water_tanksIt is very dry, gardens are gone. Nothing has been planted since the first of July. If it was planted,  the plants have dried up. Water tanks, which are normally kept full from the daily rains, are now mostly empty.  The situation is becoming quite serious as people are starting to experience hunger and are searching for water.

The Tuman river flows past MNBC, providing a source for the students to wash and bathe. The well water on the station is very low, and it has been directed now that it be used only for drinking.

Boy by the Banana Tree 1 xAll of the bible college students have to raise their own food in gardens.  When there is a drought like this, and the gardens dry up, malnutrition becomes a serious condition.

At Kudjip Nazarene Hospital, a lack of water makes things very difficult. If the tanks are dry, it makes it hard to wash hands, clean and sterilize instruments, use restrooms, and to have drinking water.  The well system, which many of the houses are solely dependent upon, is being rapidly depleted.   The mission station and hospital are powered by an hydroelectric plant, but river levels have dropped so low that a rotating schedule of river diversion for plant operation is being considered.  The bush has become so dry, that fighting grass fires on station, has become a common occurrence.

The projection for this drought is eight months, it has now been 45 days…

Please help us pray for rain and all the issues that are starting to develop. We know that God will provide.
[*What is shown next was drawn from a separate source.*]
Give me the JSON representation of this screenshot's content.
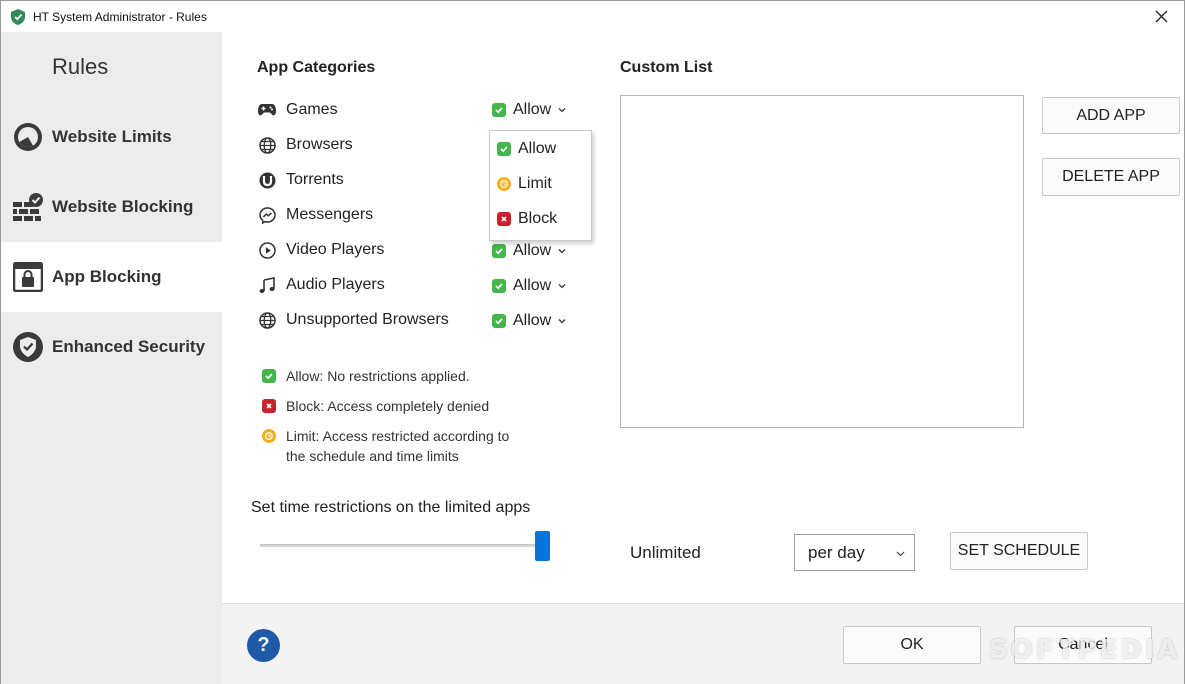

— Submitted:  Michael and Diane Chapman, Erin Meier, missionaries to Papua New Guinea